-- Task --
Down to the last word, output the records below, skipping any images.
[Start of Attachment]
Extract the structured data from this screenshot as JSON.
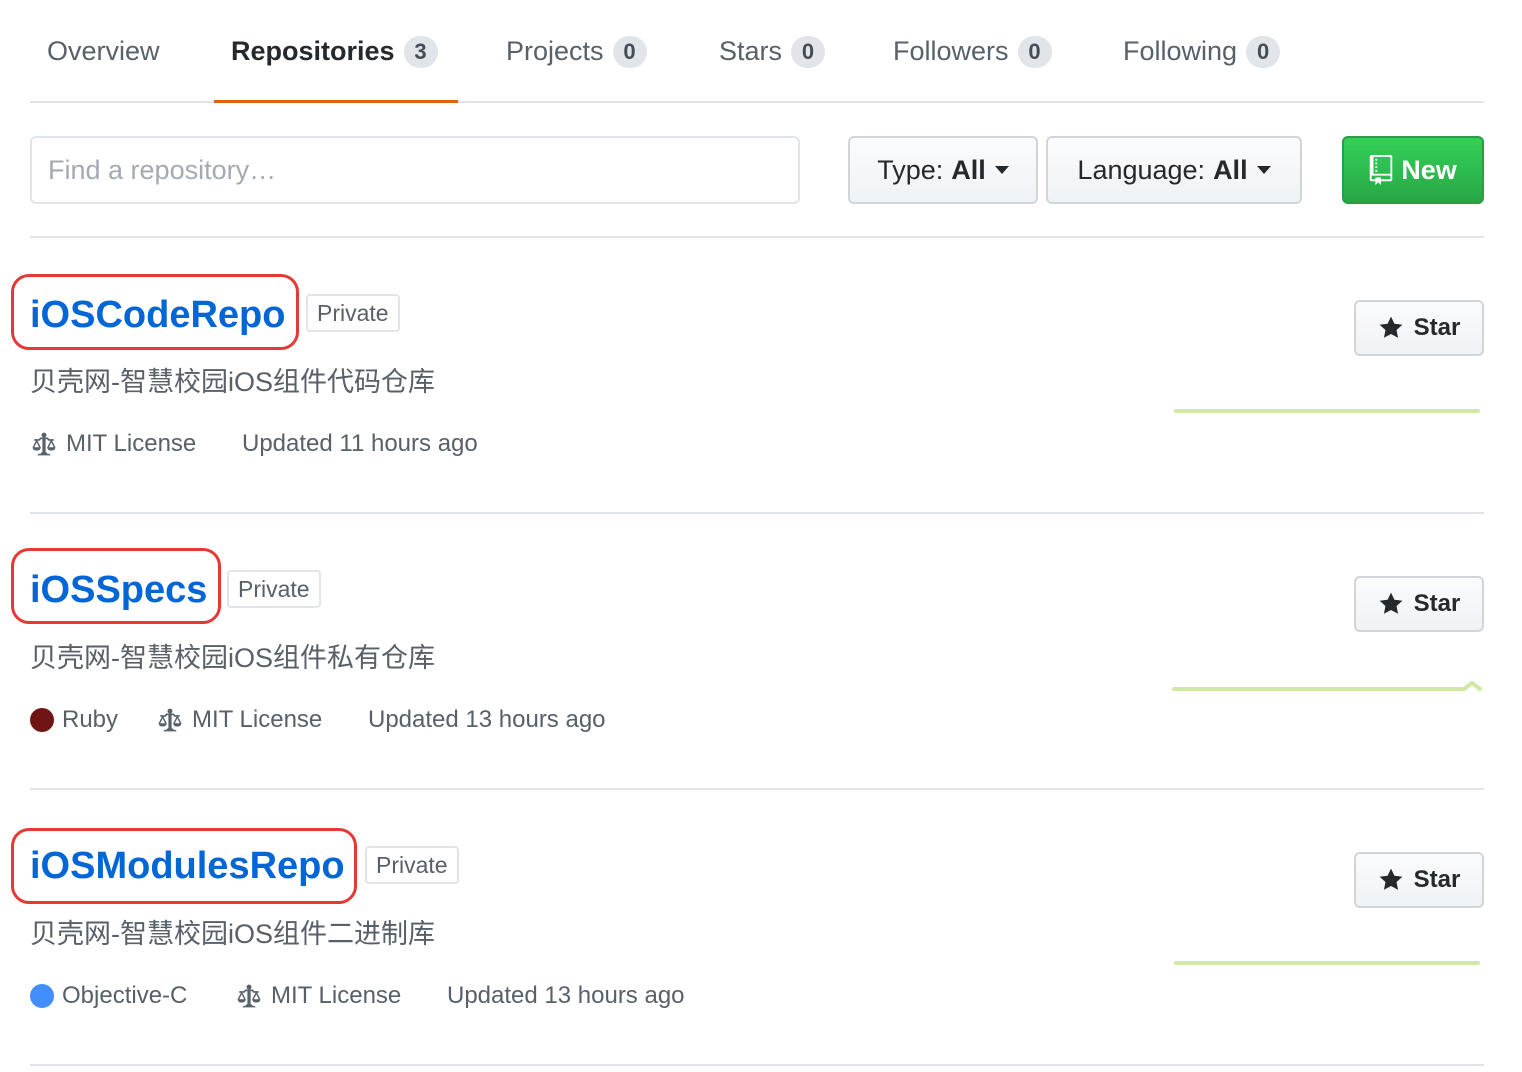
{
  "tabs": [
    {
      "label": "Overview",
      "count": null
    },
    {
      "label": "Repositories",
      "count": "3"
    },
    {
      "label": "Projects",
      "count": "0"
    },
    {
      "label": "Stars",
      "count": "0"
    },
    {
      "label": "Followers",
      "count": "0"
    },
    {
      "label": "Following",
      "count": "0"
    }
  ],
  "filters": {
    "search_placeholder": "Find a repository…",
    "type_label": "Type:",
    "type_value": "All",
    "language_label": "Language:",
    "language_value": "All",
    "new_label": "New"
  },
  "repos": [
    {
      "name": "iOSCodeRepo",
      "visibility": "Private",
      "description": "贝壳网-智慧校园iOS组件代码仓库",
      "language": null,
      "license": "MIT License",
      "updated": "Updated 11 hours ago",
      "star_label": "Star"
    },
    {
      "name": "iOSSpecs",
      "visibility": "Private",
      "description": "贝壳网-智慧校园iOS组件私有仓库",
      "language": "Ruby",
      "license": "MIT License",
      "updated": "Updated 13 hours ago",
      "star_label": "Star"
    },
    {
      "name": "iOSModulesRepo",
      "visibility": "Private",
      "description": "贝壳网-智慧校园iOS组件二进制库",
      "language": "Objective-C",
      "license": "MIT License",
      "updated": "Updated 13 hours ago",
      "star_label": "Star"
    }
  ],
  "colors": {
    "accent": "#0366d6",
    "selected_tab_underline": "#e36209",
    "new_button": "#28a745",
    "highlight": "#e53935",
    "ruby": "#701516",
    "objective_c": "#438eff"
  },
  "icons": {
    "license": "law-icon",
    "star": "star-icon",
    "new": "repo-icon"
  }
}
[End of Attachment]
-- Response to this exercise --
Extract the structured data from this screenshot as JSON.
{
  "tabs": [
    {
      "label": "Overview",
      "count": null
    },
    {
      "label": "Repositories",
      "count": "3"
    },
    {
      "label": "Projects",
      "count": "0"
    },
    {
      "label": "Stars",
      "count": "0"
    },
    {
      "label": "Followers",
      "count": "0"
    },
    {
      "label": "Following",
      "count": "0"
    }
  ],
  "filters": {
    "search_placeholder": "Find a repository…",
    "type_label": "Type:",
    "type_value": "All",
    "language_label": "Language:",
    "language_value": "All",
    "new_label": "New"
  },
  "repos": [
    {
      "name": "iOSCodeRepo",
      "visibility": "Private",
      "description": "贝壳网-智慧校园iOS组件代码仓库",
      "language": null,
      "license": "MIT License",
      "updated": "Updated 11 hours ago",
      "star_label": "Star"
    },
    {
      "name": "iOSSpecs",
      "visibility": "Private",
      "description": "贝壳网-智慧校园iOS组件私有仓库",
      "language": "Ruby",
      "license": "MIT License",
      "updated": "Updated 13 hours ago",
      "star_label": "Star"
    },
    {
      "name": "iOSModulesRepo",
      "visibility": "Private",
      "description": "贝壳网-智慧校园iOS组件二进制库",
      "language": "Objective-C",
      "license": "MIT License",
      "updated": "Updated 13 hours ago",
      "star_label": "Star"
    }
  ],
  "colors": {
    "accent": "#0366d6",
    "selected_tab_underline": "#e36209",
    "new_button": "#28a745",
    "highlight": "#e53935",
    "ruby": "#701516",
    "objective_c": "#438eff"
  },
  "icons": {
    "license": "law-icon",
    "star": "star-icon",
    "new": "repo-icon"
  }
}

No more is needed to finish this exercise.